Geography of the Body of the World
Thursday, July 14, 2016, 7:00pm
Los Angeles Filmforum at MOCA presents
Geography of the Body of the World
At MOCA Grand Avenue, 250 South Grand Ave., Los Angeles CA 90012
In Person: Brigid McCaffrey
This program comprises four films that use the poetic as a means to investigate the real. Bruce Baillie’s abstract elegy Mass for the Dakota Sioux (1964) asks, how do we make images after a catastrophe? Sky Hopinka’s Jáaji Approximately (2015) uses audio recordings, lyrical camera work, and visual layering to reframe history. Brigid McCaffrey will be present to screen and discuss two of her films: Paradise Springs (2013), a portrait of geologist Ren Lallatin and her intimate relationship with the land, and a new work about the same subject. Programmed by Madison Brookshire
Tickets: $12 general, $7 students with valid ID; free for Filmforum & MOCA members.

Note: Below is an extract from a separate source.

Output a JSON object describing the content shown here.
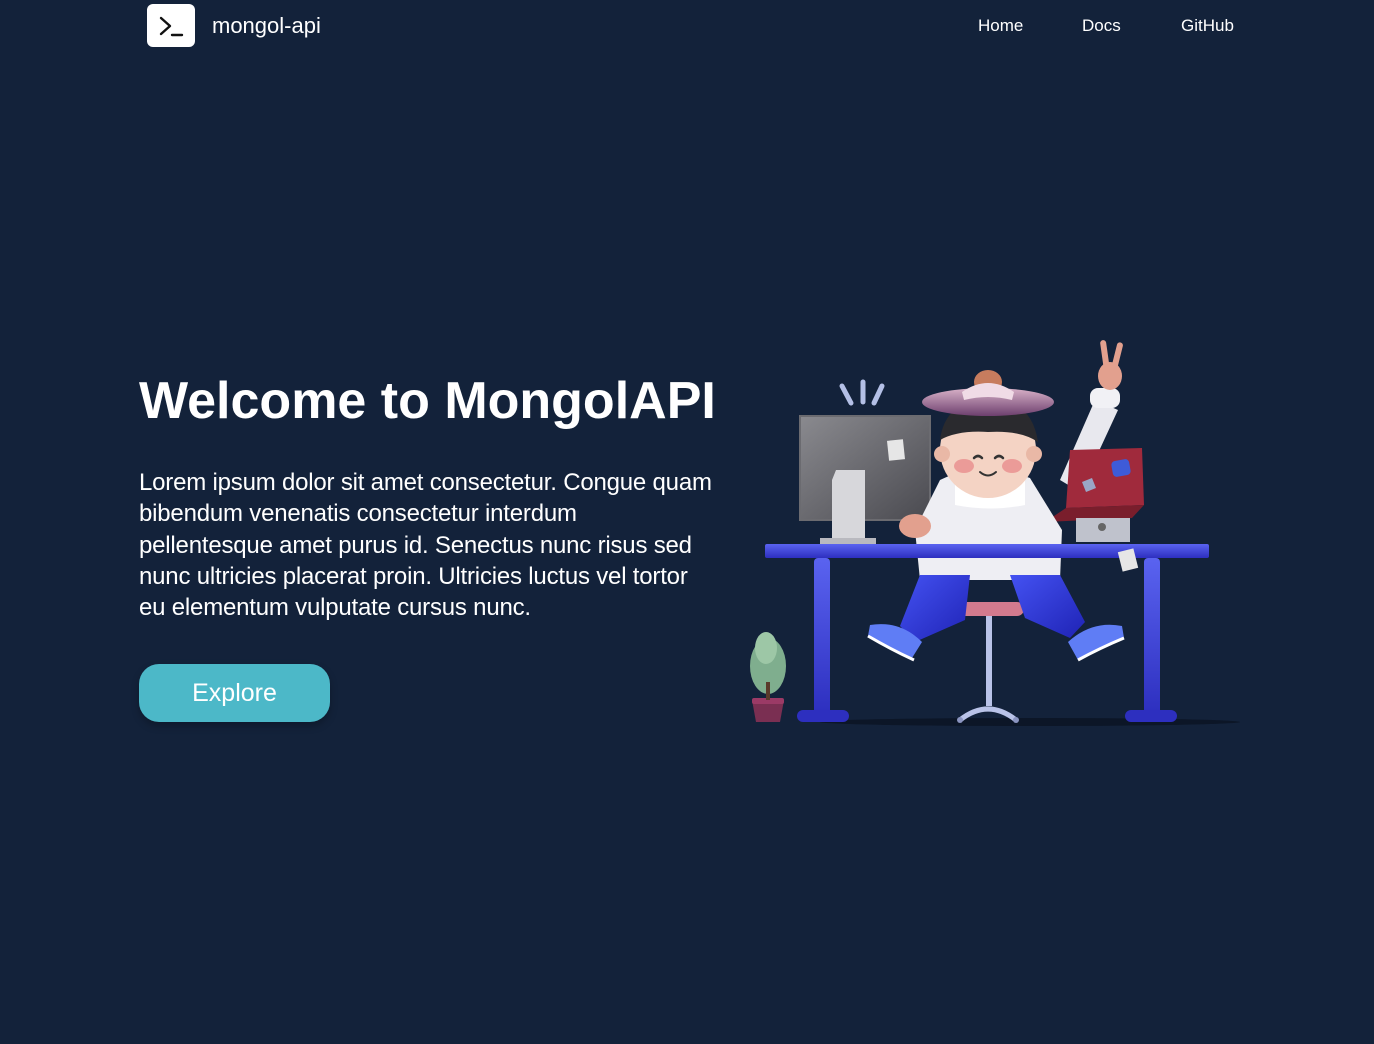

Available in advance from Brown Paper Tickets at http://www.brownpapertickets.com/event/258310 or at the door.
MORE INFO - 213/621-1741 or firstname.lastname@example.org
Brigid McCaffrey is a Los Angeles-based documentary and experimental filmmaker. Her films have screened at various venues including BAFICI, Bradford International Film Festival, Cinema du Reel, DocLisboa, L’Alternativa, the Rotterdam International Film Festival, Torino International Film Festival, Other Cinema in San Francisco, and Los Angeles Filmforum. Her film Castaic Lake was awarded Best Cinematography at the Ann Arbor Film Festival in 2011. Paradise Springs received the Marian McMahon Award at Images Festival in 2014. She received an MFA in Film and Video from CalArts and a BA in Photography and Film from Bard College.
Paradise Springs (2013, 33:00, HD)
Castaic Lake (2010, 28:30, 16mm)
AM/PM (2010, 9:00, 16mm)
Tjúba Ten/The Wet Season, co-directed w/ Ben Russell (2008, 47:00, 16mm)
Lay Down Tracks, co-directed w/ Danielle Lombardi (2006, 61:00, 16mm)
Mass for the Dakota Sioux
By Bruce Baillie (1964)
A film Mass, dedicated to nobility and excellence. The film begins with a short introduction, "No chance for me to live, Mother, you might as well mourn." Sitting Bull, Hunkpapa Sioux Chief. Applause for a lone figure dying on the street. INTROIT. A long, lightly exposed section composed in the camera. KYRIE. A motorcyclist crossing the San Francisco Bridge accompanied by the sound of Gregorian chant, recorded at the Trappist Monastery in Vina, California. The sounds of the "mass" rise and fall throughout. GLORIA. The sound of a siren and a short sequence of a '33 Cadillac proceeding over the Bay Bridge and disappearing into a tunnel. The final section of the Communion begins with the OFFERTORY in a procession of lights and figures to the second chant. The anonymous figure from the introduction is discovered again, dead on the pavement. The body is consecrated and taken away past an indifferent, isolated people, accompanied by the final chant. The Mass is traditionally a celebration of Life; thus the contradiction between the form of the Mass and the theme of Death. The dedication is to the religious people who were destroyed by the civilization which evolved the Mass.
By Brigid McCaffrey
(2013, color, sound, HD, 1920x1080, 33 min.) World premiere!
A geologist, Ren Lallatin, studies the Mojave Desert; she traces its volcanic and seismic actualities, locates water sources and the relics of previous inhabitants, and identifies landscape features that will conceal her mobile shelter from public view. Five years of traveling through and living within this desert have shaped intimate relations to its geologic formations. The film consists of a succession of roving soliloquies and terrain crossings as the wandering geologist describes her interactions with the natural world, while declaring her rejection of the persistent claims on land regulation. This portrait offers an invitation into the contemplations of solitude and fragments of a personal mythology set within a geologic existence.
By Sky Hopinka (2015, 7:36)
Logging and approximating a relationship between audio recordings of my father and videos gathered of the landscapes we have both separately traversed. The initial distance between the logger and the recordings, of recollections and of songs, new and traditional, narrows while the images become an expanding semblance of filial affect. Jáaji is a near translation for directly addressing a father in the Hočak language. http://www.skyhopinka.com
Bad mama, who cares, by Brigid McCaffrey
2016 (work in progress), 16mm on video, color, silent, 12 minutes
The geologist has taken shelter. A railroad without, a garden within, the situation of the house is unknown. She outlines the terrain and tampers with the radiant moves of metal, stockpiling, sorting, and circulating. The less she sees, the more she holds. —BM